**Task prompt:**
Copy the data exactly, pictures aside.

Start of Records supplied

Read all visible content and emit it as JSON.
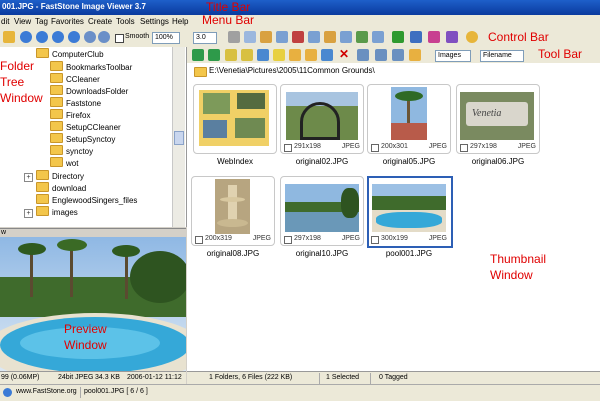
{
  "window": {
    "title": "001.JPG - FastStone Image Viewer 3.7"
  },
  "annotations": {
    "title_bar": "Title Bar",
    "menu_bar": "Menu Bar",
    "control_bar": "Control Bar",
    "tool_bar": "Tool Bar",
    "folder_tree": [
      "Folder",
      "Tree",
      "Window"
    ],
    "preview": [
      "Preview",
      "Window"
    ],
    "thumbnail": [
      "Thumbnail",
      "Window"
    ]
  },
  "menu": [
    "dit",
    "View",
    "Tag",
    "Favorites",
    "Create",
    "Tools",
    "Settings",
    "Help"
  ],
  "controls": {
    "smooth_label": "Smooth",
    "zoom": "100%",
    "ratio": "3.0",
    "filter": "Images",
    "sort": "Filename"
  },
  "tree": {
    "items": [
      {
        "label": "ComputerClub"
      },
      {
        "label": "BookmarksToolbar"
      },
      {
        "label": "CCleaner"
      },
      {
        "label": "DownloadsFolder"
      },
      {
        "label": "Faststone"
      },
      {
        "label": "Firefox"
      },
      {
        "label": "SetupCCleaner"
      },
      {
        "label": "SetupSynctoy"
      },
      {
        "label": "synctoy"
      },
      {
        "label": "wot"
      },
      {
        "label": "Directory"
      },
      {
        "label": "download"
      },
      {
        "label": "EnglewoodSingers_files"
      },
      {
        "label": "images"
      }
    ]
  },
  "preview": {
    "header": "w"
  },
  "path": "E:\\Venetia\\Pictures\\2005\\11Common Grounds\\",
  "thumbnails": [
    {
      "name": "WebIndex",
      "dim": "",
      "fmt": ""
    },
    {
      "name": "original02.JPG",
      "dim": "291x198",
      "fmt": "JPEG"
    },
    {
      "name": "original05.JPG",
      "dim": "200x301",
      "fmt": "JPEG"
    },
    {
      "name": "original06.JPG",
      "dim": "297x198",
      "fmt": "JPEG"
    },
    {
      "name": "original08.JPG",
      "dim": "200x319",
      "fmt": "JPEG"
    },
    {
      "name": "original10.JPG",
      "dim": "297x198",
      "fmt": "JPEG"
    },
    {
      "name": "pool001.JPG",
      "dim": "300x199",
      "fmt": "JPEG"
    }
  ],
  "status": {
    "preview_info": [
      "99 (0.06MP)",
      "24bit JPEG",
      "34.3 KB",
      "2006-01-12 11:12"
    ],
    "folder_info": "1 Folders, 6 Files (222 KB)",
    "selected": "1 Selected",
    "tagged": "0 Tagged",
    "website": "www.FastStone.org",
    "current": "pool001.JPG [ 6 / 6 ]"
  },
  "colors": {
    "annotation": "#e00000",
    "selection": "#2d5fb5"
  }
}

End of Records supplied

**Answer to this problem:**
Read all visible content and emit it as JSON.
{
  "window": {
    "title": "001.JPG - FastStone Image Viewer 3.7"
  },
  "annotations": {
    "title_bar": "Title Bar",
    "menu_bar": "Menu Bar",
    "control_bar": "Control Bar",
    "tool_bar": "Tool Bar",
    "folder_tree": [
      "Folder",
      "Tree",
      "Window"
    ],
    "preview": [
      "Preview",
      "Window"
    ],
    "thumbnail": [
      "Thumbnail",
      "Window"
    ]
  },
  "menu": [
    "dit",
    "View",
    "Tag",
    "Favorites",
    "Create",
    "Tools",
    "Settings",
    "Help"
  ],
  "controls": {
    "smooth_label": "Smooth",
    "zoom": "100%",
    "ratio": "3.0",
    "filter": "Images",
    "sort": "Filename"
  },
  "tree": {
    "items": [
      {
        "label": "ComputerClub"
      },
      {
        "label": "BookmarksToolbar"
      },
      {
        "label": "CCleaner"
      },
      {
        "label": "DownloadsFolder"
      },
      {
        "label": "Faststone"
      },
      {
        "label": "Firefox"
      },
      {
        "label": "SetupCCleaner"
      },
      {
        "label": "SetupSynctoy"
      },
      {
        "label": "synctoy"
      },
      {
        "label": "wot"
      },
      {
        "label": "Directory"
      },
      {
        "label": "download"
      },
      {
        "label": "EnglewoodSingers_files"
      },
      {
        "label": "images"
      }
    ]
  },
  "preview": {
    "header": "w"
  },
  "path": "E:\\Venetia\\Pictures\\2005\\11Common Grounds\\",
  "thumbnails": [
    {
      "name": "WebIndex",
      "dim": "",
      "fmt": ""
    },
    {
      "name": "original02.JPG",
      "dim": "291x198",
      "fmt": "JPEG"
    },
    {
      "name": "original05.JPG",
      "dim": "200x301",
      "fmt": "JPEG"
    },
    {
      "name": "original06.JPG",
      "dim": "297x198",
      "fmt": "JPEG"
    },
    {
      "name": "original08.JPG",
      "dim": "200x319",
      "fmt": "JPEG"
    },
    {
      "name": "original10.JPG",
      "dim": "297x198",
      "fmt": "JPEG"
    },
    {
      "name": "pool001.JPG",
      "dim": "300x199",
      "fmt": "JPEG"
    }
  ],
  "status": {
    "preview_info": [
      "99 (0.06MP)",
      "24bit JPEG",
      "34.3 KB",
      "2006-01-12 11:12"
    ],
    "folder_info": "1 Folders, 6 Files (222 KB)",
    "selected": "1 Selected",
    "tagged": "0 Tagged",
    "website": "www.FastStone.org",
    "current": "pool001.JPG [ 6 / 6 ]"
  },
  "colors": {
    "annotation": "#e00000",
    "selection": "#2d5fb5"
  }
}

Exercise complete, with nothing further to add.